#2 Instead of abolishing Leads, can you score Opportunities and Accounts using an Account Lookup instead of using the Opportunity Contact Role?
There are ways to score activities at the Lead level, but it’s not our recommended approach when moving to an Account-centric model. Each of those actions layers on top of one another, which can make reporting more difficult. We encourage your team to lean on the use of opportunity contact roles as much as possible.
Associating Contact Roles on the Opportunity record and tracking them is the best option. Let’s recap some of our best practices:
- Auto-converting Leads to Contacts for your matching Accounts
- Creating Marketing-owned Opportunities
- Assigning appropriate Contacts as Opportunity Contact Roles to these marketing Opportunities
- Tracking marketing engagement of this group of Contacts at the Opportunity level
#3 What is the average number of target accounts your clients attract?
We’ve gotten this question many times before. It depends! This number has more to do with your target market. Some companies will only sell to a limited set of customers — an example is healthcare technology firms selling to the 500 hospitals in their known universe. A fraction of this number might become targeted Accounts. Other companies that sell to the enterprise may have a wider pool, and may choose several dozen promising high-growth firms to target for each year.
For people that want to get started, 70-200 target Accounts may be a good place to begin. This will depend again on your industry as well as how large your sales and marketing teams are. You may also have preferences in how many Accounts you would like to assign to each salesperson to balance optimal coverage and account penetration.
#4 How important is the aggregate score? Should we use Salesforce or a third-party resource to calculate the Account or Buying Group score?
We always recommend starting by leveraging your existing CRM and using tools you already have. Start by looking at the data in your system so you can see if there are gaps, processes, and improvements that you need to drive before add an additional tool to the mix. A lot of discussions will need to happen between sales and marketing.
Your company may have unique needs, but we recommend trying to get the most out of what each team already has. Often the easiest solution is to buy a tool for each specific function, and throw software at the problem. Unfortunately, this can cause issues over time as you layer more and more tools onto the platform.
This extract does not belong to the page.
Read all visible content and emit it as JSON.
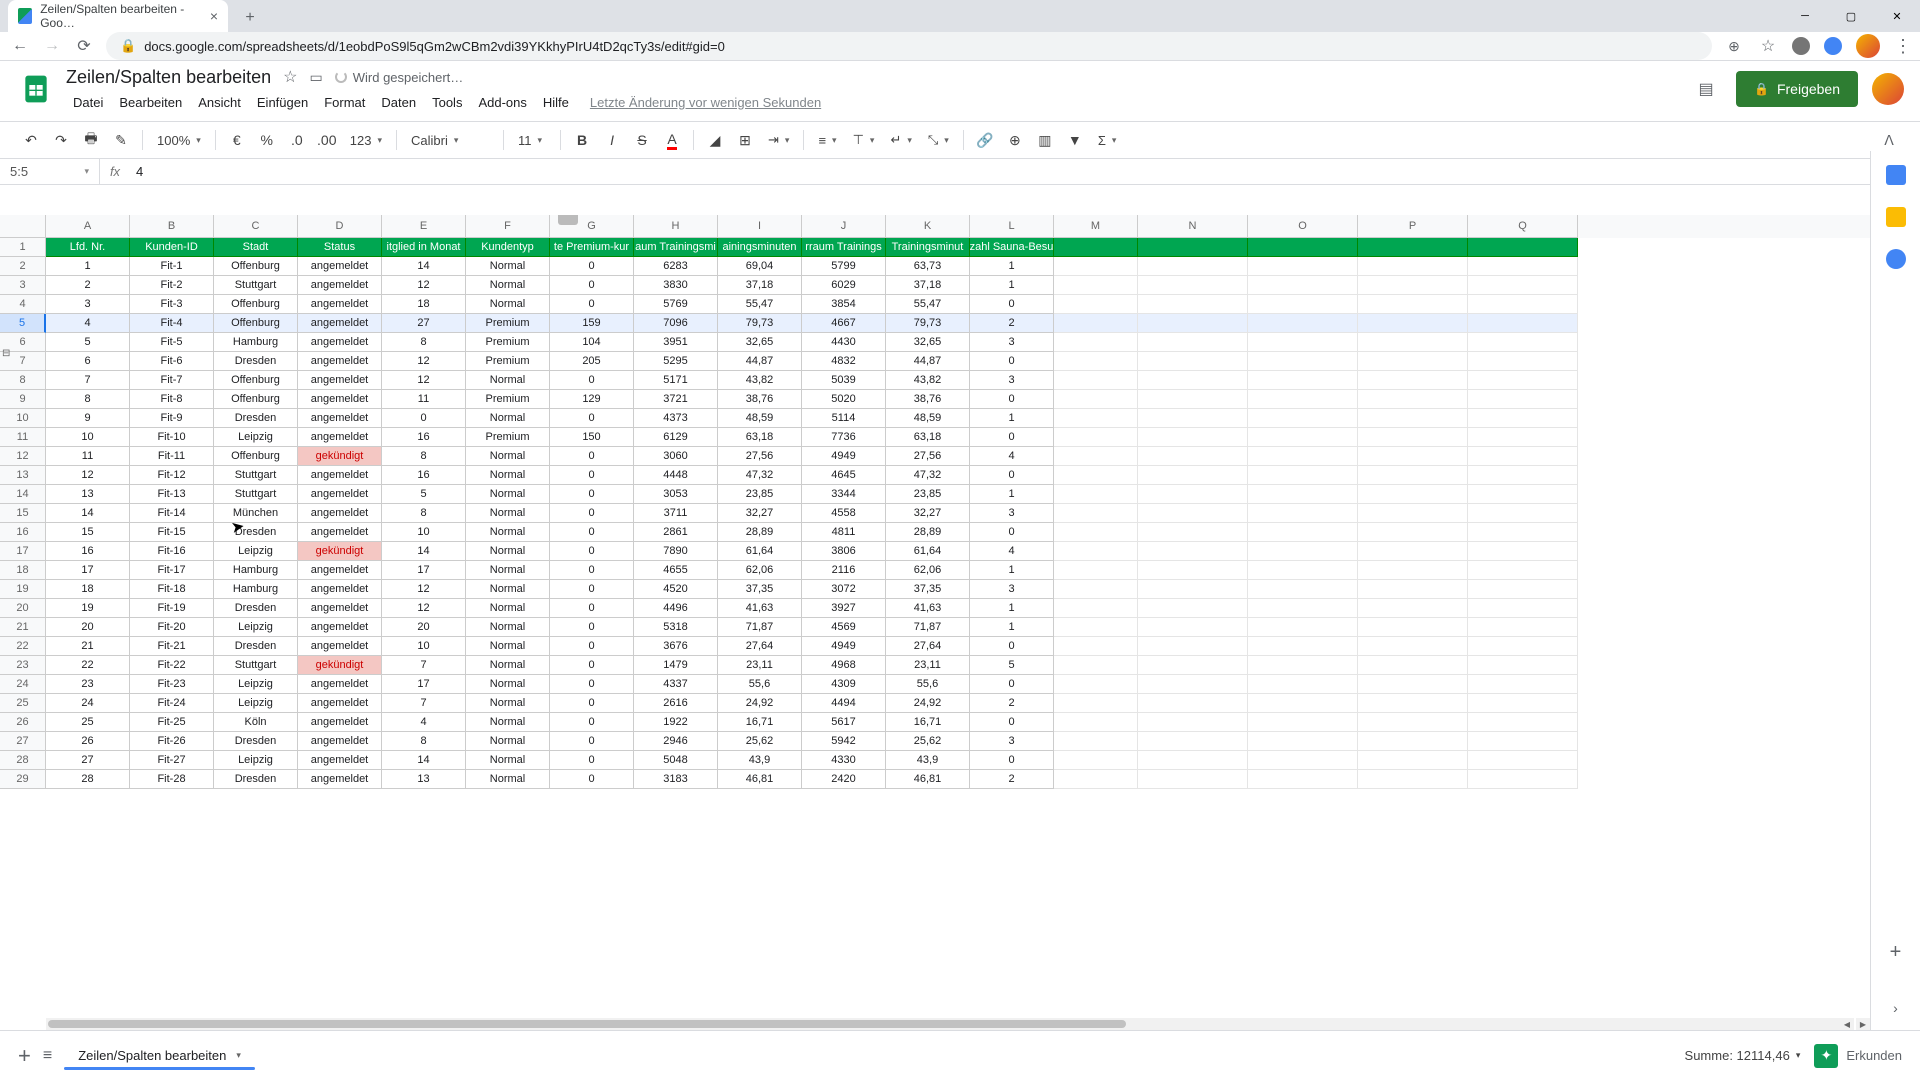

We recommend optimizing Salesforce to the best of its ability then adding more functionality on top of it. Again, this is not to say that you shouldn’t buy new tools, only that bringing in the right tool at the right time on top of a solid foundation will yield many more times the impact than haphazardly putting additional subscriptions onto the credit card.
#5 With an account-centric approach, how do you measure Opportunity or Account velocity?
To start, you can implement simple time-stamping at the Opportunity level to check how long it takes to progress from marketing to the sales pipeline, and then to either closed won or close lost. A lot of the reporting we work with clients on uses the Opportunity object, where we can track conversion and duration metrics.
We will also look at the Account and use Field History Tracking to determine the activities & movement of the Account. Track when an Account became a target and when sales last updated Account details. Leverage Salesforce Reports & Dashboards and talk with the sales team on a monthly basis to encourage consistent outreach to these targets.
We hope you have a better understanding of what an Account-centric Salesforce system might look like, and whether or not it’s the right fit for your team. Still have questions about the Demand Unit Waterfall and Account-Based Marketing? Drop a comment below! Or, if you’d like for one of our experts to help you through the process, connect with one of our Revenue Operations experts to discuss in more detail!